as DEC, has (with the State parks office) finalized its new Open
Space Conservation Plan, dated November 2006, but available only
during spring 2007. The plan reveals that the State currently
owns 4,327,000 acres in fee simple plus 731,000 acres in conservation
easements to save "open space," or a
total of 5,058,ooo acres. All government "open space"
land ownership in New York, in both fee simple and conservation
easements, totals 5,486,500 acres. In 424 pages plus nine appendices,
the plan describes the means of government ownership and control
to preserve open space and the countless new goals to acquire
and control more land.
York Property Rights Directions"-Speech by Carol W.
LaGrasse, Cato Institute Conference-"Property Rights on
the March: Where from Here," December 1, 2006, Washington,
An overview of where property rights stand in New York, what
the directions are, and where the work for our cause has been
effective: focusing on the battle to keep land in private hands,
holding off extreme land-use regulation, the issue of conservation
easements, regional preservationist land-use battles, ubiquitous
zoning conflicts; and eminent domain.
Space Plan Announces Another Feeding Frenzy on Private Property"-By
Carol W. LaGrasse (PRFA, February 2006)
DEC's 2005 Draft Open Space Conservation Plan is based
on unjust treatment of rural New Yorkers, insider relationships
with land trusts, and violation of environmental law. The plan
should be revamped and reissued in draft form to comply with
environmental law, revealing government land ownership and protection
inventories for each political subdivision and with the full
extent of the ultimate acquisition plan divulged for the state
and each political subdivision.
Unjust, and Irresponsible" - by Carol W. LaGrasse (PRFA,
January 17, 2006)
DEC 2005 Draft Open Space Plan fails to reveal full extent

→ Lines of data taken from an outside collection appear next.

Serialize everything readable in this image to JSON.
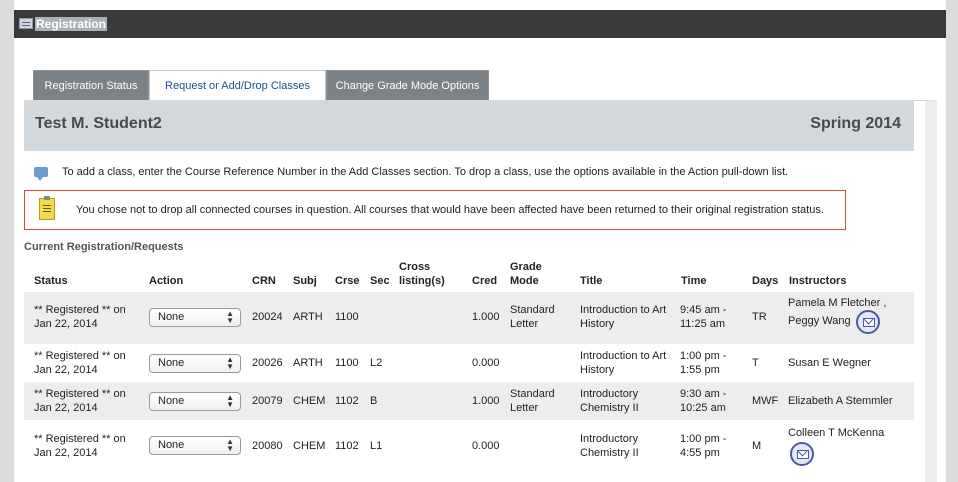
{
  "window": {
    "title": "Registration"
  },
  "tabs": [
    {
      "label": "Registration Status",
      "active": false
    },
    {
      "label": "Request or Add/Drop Classes",
      "active": true
    },
    {
      "label": "Change Grade Mode Options",
      "active": false
    }
  ],
  "student": {
    "name": "Test M. Student2",
    "term": "Spring 2014"
  },
  "info": {
    "text": "To add a class, enter the Course Reference Number in the Add Classes section. To drop a class, use the options available in the Action pull-down list."
  },
  "alert": {
    "text": "You chose not to drop all connected courses in question. All courses that would have been affected have been returned to their original registration status."
  },
  "section": {
    "heading": "Current Registration/Requests"
  },
  "table": {
    "headers": {
      "status": "Status",
      "action": "Action",
      "crn": "CRN",
      "subj": "Subj",
      "crse": "Crse",
      "sec": "Sec",
      "cross_1": "Cross",
      "cross_2": "listing(s)",
      "cred": "Cred",
      "grade_1": "Grade",
      "grade_2": "Mode",
      "title": "Title",
      "time": "Time",
      "days": "Days",
      "instructors": "Instructors"
    },
    "rows": [
      {
        "status_1": "** Registered ** on",
        "status_2": "Jan 22, 2014",
        "action": "None",
        "crn": "20024",
        "subj": "ARTH",
        "crse": "1100",
        "sec": "",
        "cred": "1.000",
        "grade_1": "Standard",
        "grade_2": "Letter",
        "title_1": "Introduction to Art",
        "title_2": "History",
        "time_1": "9:45 am -",
        "time_2": "11:25 am",
        "days": "TR",
        "instr_1": "Pamela M Fletcher ,",
        "instr_2": "Peggy Wang"
      },
      {
        "status_1": "** Registered ** on",
        "status_2": "Jan 22, 2014",
        "action": "None",
        "crn": "20026",
        "subj": "ARTH",
        "crse": "1100",
        "sec": "L2",
        "cred": "0.000",
        "grade_1": "",
        "grade_2": "",
        "title_1": "Introduction to Art",
        "title_2": "History",
        "time_1": "1:00 pm -",
        "time_2": "1:55 pm",
        "days": "T",
        "instr_1": "Susan E Wegner",
        "instr_2": ""
      },
      {
        "status_1": "** Registered ** on",
        "status_2": "Jan 22, 2014",
        "action": "None",
        "crn": "20079",
        "subj": "CHEM",
        "crse": "1102",
        "sec": "B",
        "cred": "1.000",
        "grade_1": "Standard",
        "grade_2": "Letter",
        "title_1": "Introductory",
        "title_2": "Chemistry II",
        "time_1": "9:30 am -",
        "time_2": "10:25 am",
        "days": "MWF",
        "instr_1": "Elizabeth A Stemmler",
        "instr_2": ""
      },
      {
        "status_1": "** Registered ** on",
        "status_2": "Jan 22, 2014",
        "action": "None",
        "crn": "20080",
        "subj": "CHEM",
        "crse": "1102",
        "sec": "L1",
        "cred": "0.000",
        "grade_1": "",
        "grade_2": "",
        "title_1": "Introductory",
        "title_2": "Chemistry II",
        "time_1": "1:00 pm -",
        "time_2": "4:55 pm",
        "days": "M",
        "instr_1": "Colleen T McKenna",
        "instr_2": ""
      }
    ]
  }
}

and impact of its land acquisition plans, violates the principles
of environmental justice and good government.
- "They've Got a Little List"
- An original poem by Susan Allen. The poem was read at the DEC

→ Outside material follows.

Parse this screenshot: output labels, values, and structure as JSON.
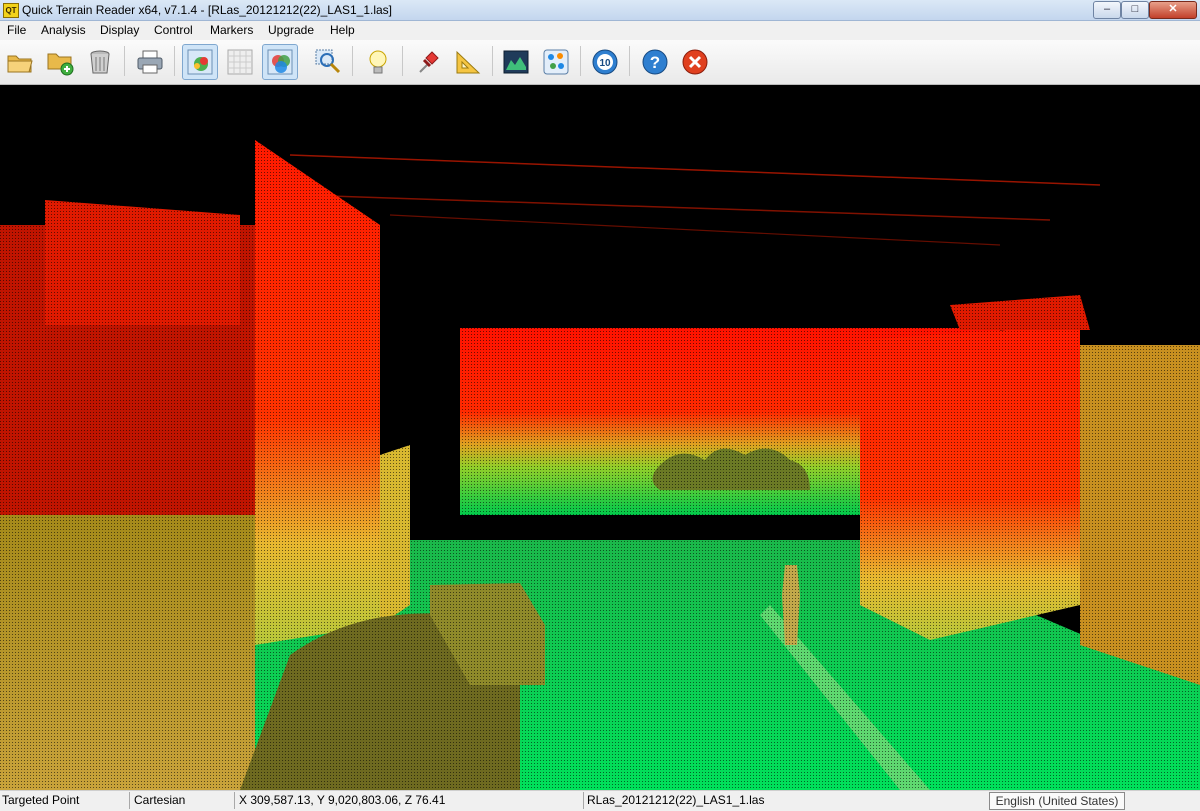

hearing for the Open Space Plan at Ray Brook, New York on Nov.
14, 2001. Inspired by The Mikado, with apologies to Gilbert

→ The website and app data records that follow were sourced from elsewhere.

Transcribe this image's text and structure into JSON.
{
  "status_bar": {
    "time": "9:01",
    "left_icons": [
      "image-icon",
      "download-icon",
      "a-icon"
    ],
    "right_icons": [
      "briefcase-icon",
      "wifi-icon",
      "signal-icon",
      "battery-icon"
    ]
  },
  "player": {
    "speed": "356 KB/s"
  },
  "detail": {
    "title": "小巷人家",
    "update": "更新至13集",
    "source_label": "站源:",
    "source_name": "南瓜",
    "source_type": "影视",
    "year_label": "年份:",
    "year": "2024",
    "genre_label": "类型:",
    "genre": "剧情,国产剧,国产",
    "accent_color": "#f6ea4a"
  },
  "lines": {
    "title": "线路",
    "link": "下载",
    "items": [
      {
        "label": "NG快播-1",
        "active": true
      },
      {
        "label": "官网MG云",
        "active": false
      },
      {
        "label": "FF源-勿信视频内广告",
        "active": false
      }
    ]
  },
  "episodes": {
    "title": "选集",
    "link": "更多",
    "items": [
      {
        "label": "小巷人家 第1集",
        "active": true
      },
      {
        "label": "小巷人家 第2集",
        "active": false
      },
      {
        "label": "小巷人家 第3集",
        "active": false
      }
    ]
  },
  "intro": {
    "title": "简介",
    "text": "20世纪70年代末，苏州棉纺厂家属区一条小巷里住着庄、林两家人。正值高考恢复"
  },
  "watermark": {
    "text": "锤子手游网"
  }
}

Announces Acquisition of over 26,000 acres of International Paper
Company land in Adirondacks" - PRFA Bulletin, October
In early October, DEC circulated Governor Pataki's
announcement that the State and The Nature Conservancy (TNC)
have agreed to preserve 26,562 acres of land in the Adirondacks
primarily in Hamilton County, that TNC recently acquired from
International Paper Company (IP) for $10.5 million. The land
deal appears to be a mix of fee simple and conservation easements,
modeled after the Champion International acquisition.
Announces Preservation of Adirondack Tracts" - Reprinted
from New York State Environment, published by the NYS
Department of Environmental Conservation, October 2001 (dated
Official press release about deal to acquire 26,562 acres
of International Paper Company land.
Justice in New York StateStatement to the DEC Environmental
Justice Advisory group, July 12, 2000, Albany, NY - by Carol W. LaGrasse,
President, Property Rights Foundation of America, Inc."
This statement, which was presented in Arbor Hill, Albany,
called attention to the DEC policy of deliberately pursuing policies
in the Adirondack North Country of massive land acquisition that
are eliminating the economic resource base and serving to accomplish
the extreme environmentalists' aim of de-populating the
area. In response to questions posed in the public invitation
to testify, the statement includes recommendations for environmental
acquisition push gains steam" - by Carol LaGrasse, reprinted
from Hamilton County News, Feb. 18, 1992
An array of programs created by environmental preservationists
are aligning to effectively promote government acquisition of
Adirondack land. (This February 1992 article, posted in May 2009,
sheds light on two decades so far of
land acquisition policy.)